(The Honda Accord has been an American favorite since it was first
introduced in 1976. Tom Hagin wished for V6 power while his father Bob
was quite content with the four-cylinder powerplant.)
BOB - The Honda Accord has been locked in a well-publicized see-saw
battle for supremacy as the top-selling car in America. Millions of them
have been sold since it came out 20 years ago, and it's close to being
all-American, too, since they're built in Marysville, Ohio. It comes as
a coupe, a sedan or as a wagon, in Plain Jane trim or fully decked-out.
TOM - I see a lot of them on the road and most of those are several
years old. I wonder if Honda has any regrets about making them last so
long. Accord owners tend to be happy with their mounts and aren't in a
hurry to part with them.
BOB - Honda owners are really loyal and they get a bit testy if you
say anything bad about their pets. And it's been the Accord model
specifically that's pushed the Honda name at or close to the top of U.S.
car sales charts. But I'm sure that most Accord buyers go for the sedan
model, not the wagon like the one we tested.
TOM - You're probably right, Dad, and Honda's Odyssey minivan
further pulls sales from the Accord Wagon. Minivans are trendy and very
much "in" so I look for a continued decline in conventional station
BOB - Accord wagons come in either LX or top-line EX trim levels,
with a couple of engines available. But the wagon can't be bought with
the new V6 that's available in the Accord sedan, which gives it quite a

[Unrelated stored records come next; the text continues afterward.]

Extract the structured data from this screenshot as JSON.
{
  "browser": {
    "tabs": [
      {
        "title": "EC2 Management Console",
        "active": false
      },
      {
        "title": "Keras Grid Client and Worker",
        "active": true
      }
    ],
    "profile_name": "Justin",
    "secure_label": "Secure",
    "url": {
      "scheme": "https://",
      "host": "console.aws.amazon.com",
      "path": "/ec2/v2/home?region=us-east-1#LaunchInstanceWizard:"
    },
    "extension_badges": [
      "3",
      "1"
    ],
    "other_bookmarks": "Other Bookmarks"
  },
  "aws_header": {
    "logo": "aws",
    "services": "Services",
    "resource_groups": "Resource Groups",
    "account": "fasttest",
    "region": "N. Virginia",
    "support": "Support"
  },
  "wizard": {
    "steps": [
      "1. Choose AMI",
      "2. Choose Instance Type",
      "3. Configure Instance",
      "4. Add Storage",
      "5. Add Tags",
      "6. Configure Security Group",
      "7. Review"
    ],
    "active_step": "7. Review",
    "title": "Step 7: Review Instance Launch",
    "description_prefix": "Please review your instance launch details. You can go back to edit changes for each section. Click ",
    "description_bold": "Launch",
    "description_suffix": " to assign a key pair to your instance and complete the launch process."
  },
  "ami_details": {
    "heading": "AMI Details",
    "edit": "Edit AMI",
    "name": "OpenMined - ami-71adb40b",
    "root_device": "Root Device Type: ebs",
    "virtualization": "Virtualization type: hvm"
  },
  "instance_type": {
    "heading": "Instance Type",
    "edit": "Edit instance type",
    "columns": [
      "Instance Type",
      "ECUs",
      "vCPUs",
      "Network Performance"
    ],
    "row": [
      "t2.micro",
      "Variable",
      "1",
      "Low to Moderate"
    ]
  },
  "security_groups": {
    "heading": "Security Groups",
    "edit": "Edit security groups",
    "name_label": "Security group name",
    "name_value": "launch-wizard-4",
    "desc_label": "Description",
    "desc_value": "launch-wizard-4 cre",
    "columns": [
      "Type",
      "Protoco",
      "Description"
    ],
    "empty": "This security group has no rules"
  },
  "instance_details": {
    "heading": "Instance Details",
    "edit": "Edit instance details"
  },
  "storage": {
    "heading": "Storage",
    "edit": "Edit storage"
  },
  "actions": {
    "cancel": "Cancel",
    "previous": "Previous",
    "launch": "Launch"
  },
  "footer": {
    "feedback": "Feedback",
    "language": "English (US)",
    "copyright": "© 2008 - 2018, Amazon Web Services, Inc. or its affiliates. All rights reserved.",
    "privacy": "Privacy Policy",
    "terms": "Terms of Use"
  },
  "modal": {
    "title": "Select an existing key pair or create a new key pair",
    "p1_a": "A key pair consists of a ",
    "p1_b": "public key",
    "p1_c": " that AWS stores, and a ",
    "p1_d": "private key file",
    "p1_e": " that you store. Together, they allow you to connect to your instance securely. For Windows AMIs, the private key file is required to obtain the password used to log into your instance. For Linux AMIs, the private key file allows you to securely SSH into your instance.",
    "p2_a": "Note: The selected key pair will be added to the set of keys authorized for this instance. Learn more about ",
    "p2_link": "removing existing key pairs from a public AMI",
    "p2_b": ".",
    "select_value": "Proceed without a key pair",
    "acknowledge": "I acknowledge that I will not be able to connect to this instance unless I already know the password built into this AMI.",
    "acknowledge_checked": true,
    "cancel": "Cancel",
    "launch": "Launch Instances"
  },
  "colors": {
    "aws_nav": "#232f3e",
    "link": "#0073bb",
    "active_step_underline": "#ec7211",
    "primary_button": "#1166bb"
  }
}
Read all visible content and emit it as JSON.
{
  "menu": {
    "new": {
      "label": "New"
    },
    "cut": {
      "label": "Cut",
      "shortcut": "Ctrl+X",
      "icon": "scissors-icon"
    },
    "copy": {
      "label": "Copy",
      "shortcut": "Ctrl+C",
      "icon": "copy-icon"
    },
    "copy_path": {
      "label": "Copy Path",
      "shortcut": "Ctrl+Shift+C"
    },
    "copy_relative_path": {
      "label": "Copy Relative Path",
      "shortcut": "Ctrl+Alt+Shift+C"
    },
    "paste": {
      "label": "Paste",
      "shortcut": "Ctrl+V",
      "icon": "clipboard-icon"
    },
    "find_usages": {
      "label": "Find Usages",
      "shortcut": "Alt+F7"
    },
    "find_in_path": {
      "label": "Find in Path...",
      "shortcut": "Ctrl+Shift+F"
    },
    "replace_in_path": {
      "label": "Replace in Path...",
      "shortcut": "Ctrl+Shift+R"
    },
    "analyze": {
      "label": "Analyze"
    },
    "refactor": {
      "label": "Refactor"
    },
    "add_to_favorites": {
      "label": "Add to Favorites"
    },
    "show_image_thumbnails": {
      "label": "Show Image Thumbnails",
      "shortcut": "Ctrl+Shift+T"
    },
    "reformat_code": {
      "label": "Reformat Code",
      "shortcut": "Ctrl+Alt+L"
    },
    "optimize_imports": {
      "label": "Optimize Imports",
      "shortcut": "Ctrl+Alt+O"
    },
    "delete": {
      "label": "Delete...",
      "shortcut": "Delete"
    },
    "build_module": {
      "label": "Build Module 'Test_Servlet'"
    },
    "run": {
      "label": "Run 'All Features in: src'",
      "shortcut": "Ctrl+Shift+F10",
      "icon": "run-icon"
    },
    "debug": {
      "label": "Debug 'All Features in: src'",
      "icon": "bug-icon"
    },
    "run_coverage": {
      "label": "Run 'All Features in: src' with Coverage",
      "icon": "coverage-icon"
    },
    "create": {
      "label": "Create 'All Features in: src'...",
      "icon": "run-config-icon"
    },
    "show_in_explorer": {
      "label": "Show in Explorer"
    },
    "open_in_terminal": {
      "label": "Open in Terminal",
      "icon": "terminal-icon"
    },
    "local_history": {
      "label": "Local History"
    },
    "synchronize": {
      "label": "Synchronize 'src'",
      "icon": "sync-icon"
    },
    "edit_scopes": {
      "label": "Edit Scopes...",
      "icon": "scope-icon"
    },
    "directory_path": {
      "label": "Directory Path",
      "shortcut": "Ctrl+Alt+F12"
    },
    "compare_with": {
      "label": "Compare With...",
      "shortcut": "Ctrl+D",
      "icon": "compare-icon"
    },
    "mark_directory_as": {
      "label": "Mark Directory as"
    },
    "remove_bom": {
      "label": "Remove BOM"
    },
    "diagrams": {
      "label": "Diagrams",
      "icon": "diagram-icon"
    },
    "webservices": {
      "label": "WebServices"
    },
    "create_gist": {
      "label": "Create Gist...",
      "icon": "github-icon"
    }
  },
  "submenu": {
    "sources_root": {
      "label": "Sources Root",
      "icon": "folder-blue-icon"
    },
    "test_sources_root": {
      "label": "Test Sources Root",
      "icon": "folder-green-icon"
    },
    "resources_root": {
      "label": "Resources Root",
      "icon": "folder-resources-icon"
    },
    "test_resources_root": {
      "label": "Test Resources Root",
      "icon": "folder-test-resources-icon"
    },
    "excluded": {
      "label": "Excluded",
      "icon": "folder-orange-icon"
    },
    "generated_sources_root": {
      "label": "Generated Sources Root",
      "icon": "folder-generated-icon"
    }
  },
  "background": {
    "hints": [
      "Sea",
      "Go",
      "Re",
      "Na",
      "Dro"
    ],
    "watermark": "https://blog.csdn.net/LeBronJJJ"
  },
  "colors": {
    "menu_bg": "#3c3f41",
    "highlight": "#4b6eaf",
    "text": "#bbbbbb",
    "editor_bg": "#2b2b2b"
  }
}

bit more power - although I'm not convinced that the V6 isn't much more
than a response to a perceived request for more power by American
drivers. I drove a V6-powered sedan last year and I wasn't as impressed
as I was with Honda's four-banger that carried the VTEC variable timing
system. And the mileage was better, too.
TOM - Although I like the V6 better, I admit that the VTEC system is
pretty slick mechanically. It starts with the basic 2.2 liter engine
like the one in the LX version, and adds a second set of high-
performance cam lobes that come into play at higher engine speeds.
Driving around town, for example, the engine operates on the first set,
which provides good fuel economy, but not a lot of power. But when the
driver pushes the revs up around 5000, the extra lobes kick in and the
power jumps dramatically. It works great when you're trying to pass
someone or when you want to get onto a crowded freeway.
BOB - When the VTEC is activated, it feels like a turbocharger boost
or as if you've just released the parking brake -it really works great.
The VTEC system in the Accord gives 145 horsepower and 147 lb-ft of
torque, which isn't all that much, but it delivers it in a very
efficient package. I really don't think that the Accord needs the V6.
TOM - So we disagree there, Dad, but I bet we feel the same about
Honda's four-speed automatic transmission, the only gearbox available
with the EX wagon. It changes gears solidly, and uses computer-
controlled Grade Logic, which minimizes unnecessary shifting and
stretches fuel mileage. The gearbox also uses a locking torque converter
- another gas saving feature.
BOB - This EX version is a little fancy for my tastes. The moon-roof
I could do without - but it's standard equipment. I do like the fact
that all EX models come with anti-skid braking as standard equipment.
The remote-entry lock is a pleasant thing, too, especially when you're
fumbling around trying to open the door in the dark, but the standard
roof rack is a waste as far as I'm concerned.
TOM - That's because you're not a skier, Dad. During the winter
season, I give the roof racks on our test cars a real workout. It's so
simple to attach a ski carrier to the existing rack and just head east.
BOB - The last time I used a roof rack was when your mother and I
took all you kids on a vacation to Disneyland years ago. It was such a
hassle, I swore I'd never use one again - even if I didn't have a car
load of noisy kids.